Borussia Dortmund dropped out of the UEFA Champions League in the quarter-finals on Wednesday evening, losing 3-1 at AS Monaco after a 3-2 defeat in the first leg at home that was overshadowed by and rescheduled because of a terrorist attack on the players inside the team bus on Tuesday, April 11.
Dortmund would’ve needed to win with a two-goal advantage in minute Stade Louis II to make it to the semi-finals, a feat that seemed difficult but not impossible going by the first leg, when the Black and Yellows suffered from bad refereeing decisions for two of Monaco’s goals.
Head coach Thomas Tuchel chose his tried and tested formation with a back three and two wing-backs, Raphael Guerreiro and Erik Durm, who were supposed to provide width and additional cover against Monaco’s lightning-quick transition game.
Durm, however, early on showed some rust after missing a number of games with muscle problems. He and right-sided centre-back Lukasz Piszczek were basically run over by Monaco’s left-wing duo of Benjamin Mendy and Thomas Lemar. The former initiated an early goal for his side with a spirited run deep into Dortmund territory, forcing an awkward save from Roman Bürki.
The Swiss spilled the ball towards the centre of his box, from where teenage sensation Kylian Mbappe had no problems putting away his fifth Champions League goal of the campaign. Bürki would later redeem himself with a number of quality saves but will feel he should’ve done better in this situation after just two minutes.

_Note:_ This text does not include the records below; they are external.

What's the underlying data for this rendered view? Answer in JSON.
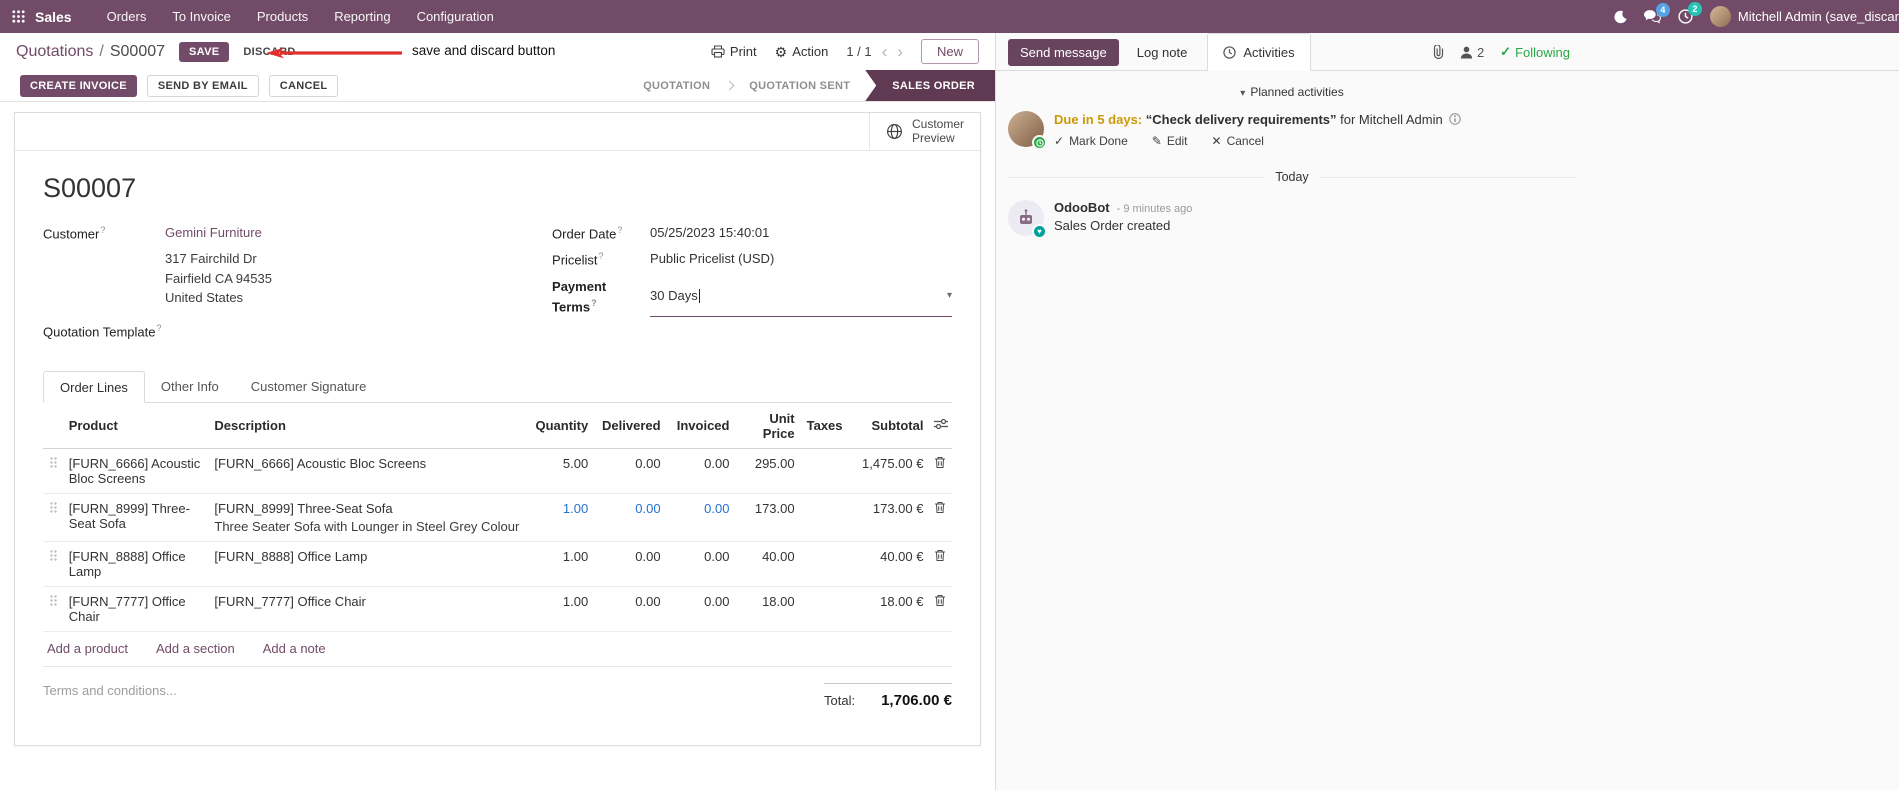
{
  "navbar": {
    "brand": "Sales",
    "menus": [
      "Orders",
      "To Invoice",
      "Products",
      "Reporting",
      "Configuration"
    ],
    "messages_badge": "4",
    "activities_badge": "2",
    "user_name": "Mitchell Admin (save_discar"
  },
  "control": {
    "breadcrumb_parent": "Quotations",
    "breadcrumb_sep": "/",
    "breadcrumb_current": "S00007",
    "save": "SAVE",
    "discard": "DISCARD",
    "annotation": "save and discard button",
    "print": "Print",
    "action": "Action",
    "pager": "1 / 1",
    "prev": "‹",
    "next": "›",
    "new": "New"
  },
  "statusbar": {
    "create_invoice": "CREATE INVOICE",
    "send_by_email": "SEND BY EMAIL",
    "cancel": "CANCEL",
    "states": [
      {
        "label": "QUOTATION"
      },
      {
        "label": "QUOTATION SENT"
      },
      {
        "label": "SALES ORDER"
      }
    ]
  },
  "sheet": {
    "customer_preview_line1": "Customer",
    "customer_preview_line2": "Preview",
    "title": "S00007",
    "help": "?",
    "customer_label": "Customer",
    "customer_name": "Gemini Furniture",
    "address_line1": "317 Fairchild Dr",
    "address_line2": "Fairfield CA 94535",
    "address_line3": "United States",
    "quotation_template_label": "Quotation Template",
    "order_date_label": "Order Date",
    "order_date_value": "05/25/2023 15:40:01",
    "pricelist_label": "Pricelist",
    "pricelist_value": "Public Pricelist (USD)",
    "payment_terms_label": "Payment Terms",
    "payment_terms_value": "30 Days"
  },
  "tabs": [
    {
      "label": "Order Lines"
    },
    {
      "label": "Other Info"
    },
    {
      "label": "Customer Signature"
    }
  ],
  "order_lines": {
    "headers": {
      "product": "Product",
      "description": "Description",
      "quantity": "Quantity",
      "delivered": "Delivered",
      "invoiced": "Invoiced",
      "unit_price": "Unit Price",
      "taxes": "Taxes",
      "subtotal": "Subtotal"
    },
    "rows": [
      {
        "product": "[FURN_6666] Acoustic Bloc Screens",
        "description": "[FURN_6666] Acoustic Bloc Screens",
        "description2": "",
        "quantity": "5.00",
        "delivered": "0.00",
        "invoiced": "0.00",
        "unit_price": "295.00",
        "taxes": "",
        "subtotal": "1,475.00 €"
      },
      {
        "product": "[FURN_8999] Three-Seat Sofa",
        "description": "[FURN_8999] Three-Seat Sofa",
        "description2": "Three Seater Sofa with Lounger in Steel Grey Colour",
        "quantity": "1.00",
        "delivered": "0.00",
        "invoiced": "0.00",
        "unit_price": "173.00",
        "taxes": "",
        "subtotal": "173.00 €"
      },
      {
        "product": "[FURN_8888] Office Lamp",
        "description": "[FURN_8888] Office Lamp",
        "description2": "",
        "quantity": "1.00",
        "delivered": "0.00",
        "invoiced": "0.00",
        "unit_price": "40.00",
        "taxes": "",
        "subtotal": "40.00 €"
      },
      {
        "product": "[FURN_7777] Office Chair",
        "description": "[FURN_7777] Office Chair",
        "description2": "",
        "quantity": "1.00",
        "delivered": "0.00",
        "invoiced": "0.00",
        "unit_price": "18.00",
        "taxes": "",
        "subtotal": "18.00 €"
      }
    ],
    "add_product": "Add a product",
    "add_section": "Add a section",
    "add_note": "Add a note",
    "terms_placeholder": "Terms and conditions...",
    "total_label": "Total:",
    "total_value": "1,706.00 €"
  },
  "chatter": {
    "send_message": "Send message",
    "log_note": "Log note",
    "activities": "Activities",
    "followers_count": "2",
    "following": "Following",
    "check_glyph": "✓",
    "edit_glyph": "✎",
    "cancel_glyph": "✕",
    "caret_glyph": "▾",
    "planned_header": "Planned activities",
    "activity_due": "Due in 5 days:",
    "activity_summary": "“Check delivery requirements”",
    "activity_for": "for Mitchell Admin",
    "mark_done": "Mark Done",
    "edit": "Edit",
    "cancel": "Cancel",
    "date_divider": "Today",
    "msg_author": "OdooBot",
    "msg_time": "- 9 minutes ago",
    "msg_body": "Sales Order created"
  }
}
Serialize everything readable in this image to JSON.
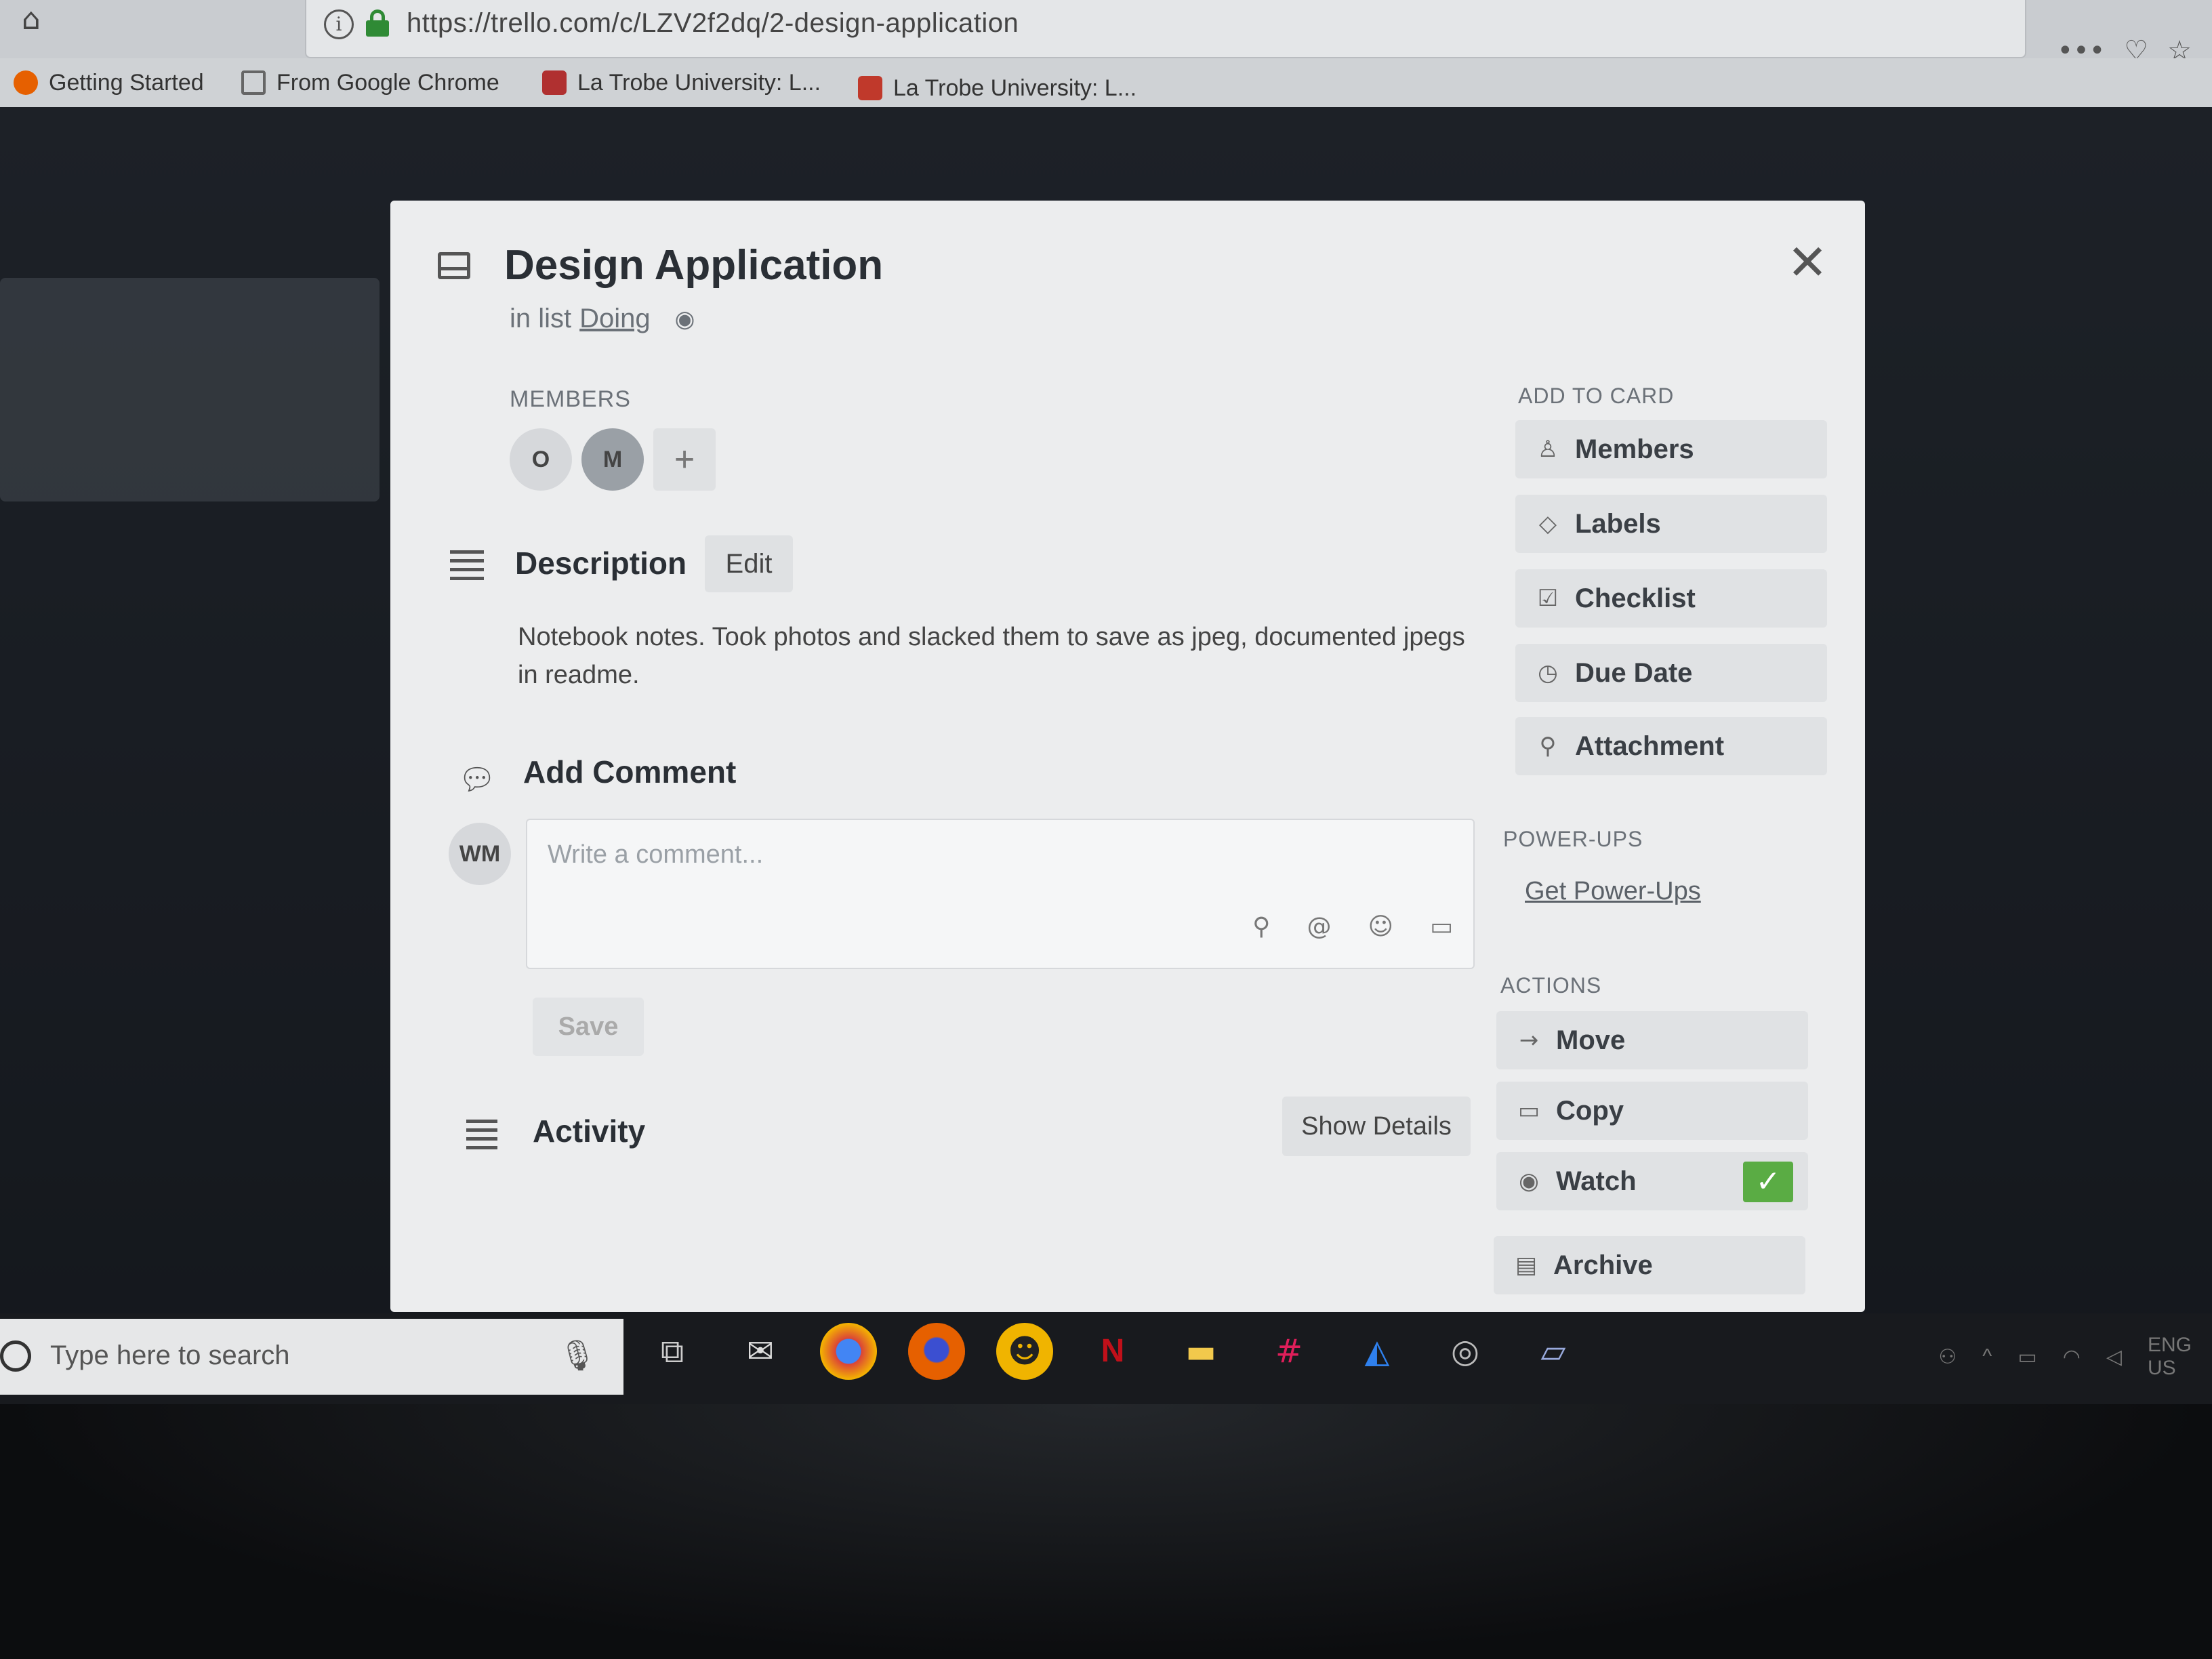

After a short while of processing the goal, Dortmund came close to an equaliser that could’ve changed the complexion of the entire tie. Nuri Sahin, who started next to Julian Weigl in central midfield, clanged a brilliant free-kick off the inside of the post and, in an illustration of the misfortunes throughout the 180 minutes for Dortmund, the ball ran alongside the goal line instead of going behind it.
In the 17th minute, just three after Sahin’s attempt, Dortmund failed to engage Lemar, leaving the young Frenchman with far too much time for a pin-point cross towards Radamel Falcao. The veteran striker evaded Matthias Ginter’s marking with some excellent movement in the box and put the ball away with a precise header.
Tuchel reacted 10 minutes later, bringing on Ousmane Dembele for Durm and moving to a back four. Dembele rejuvenated his side’s play to an extent but nothing notable came off their attempts until half-time.
Marcel Schmelzer replaced Sahin at intermission, despite the midfielder’s being perhaps the best BVB player on the pitch to that point. With Sahin’s extensive injury history in recent times in mind, however, Tuchel probably deemed keeping him on too risky. Schmelzer’s presence moved Guerreiro in a central-midfield role.
Dortmund’s hope of mounting an improbable comeback flared up for a short while when Dembele got past Mendy with a nice move just two minutes into the second period, with the 19-year-old finding Marco Reus at a tight angle to the goal. Dortmund’s captain contorted his body magnificently and scored a superb volley goal.
Monaco took the hit on the chin and allowed Dortmund possession without ever being in real danger of a second goal coming, themselves waiting for a counter-attacking opportunity that was sure to arise as the game went on.
One of those was the dagger for the game and the tie, with Piszczek doubling up on costly individual mistakes in the build-up phase after the first leg, as he played the ball into Lemar’s feet with nine minutes of regulation to go. Lemar, arguably the best player during the 90 minutes, found substitute Valere Germain, who made no mistake and even nutmegged Bürki.
Ultimately, Monaco deserved going through to the semis for their clinical finishing over both legs. Whenever they turned on the tempo, BVB found it almost impossible to prevent shots from good locations. Dortmund also made too many individual mistakes to expect more.
However, one would be remiss to fail to mention the incredibly difficult circumstances under which these two games were played from a BVB perspective. Having to play one day after an attempt at their lives was, as this writer and others argued, inhuman and disgraceful.
Dortmund were then held for 15 minutes on the bus by French police on Wednesday evening, which surely didn’t help concentrating on football.
During the 90 minutes on Wednesday, German TV station ZDF reported that a reconstruction of the progression of events of the attack on Tuesday, April 11, has confirmed that there would’ve been multiple casualties had the three explosive devices been triggered just one second earlier, as they would’ve hit the bus in full force.
With those somber news in mind, every Dortmund fan should be glad the team used up their luck on the bus and had none left for two ultimately meaningless games of football.
Dortmund’s Champions League campaign ends under these unbearable circumstances, but, all in all, it has to be considered a fairly successful one. Given the relative inexperience of many players (and the head coach) at this level, making the quarter-finals is a decent result. Having won their group ahead of holders Real Madrid, while setting a record for goals scored, is a strong accomplishment, too.
Ultimately, the only important thing is that all of the players and staff members are still alive.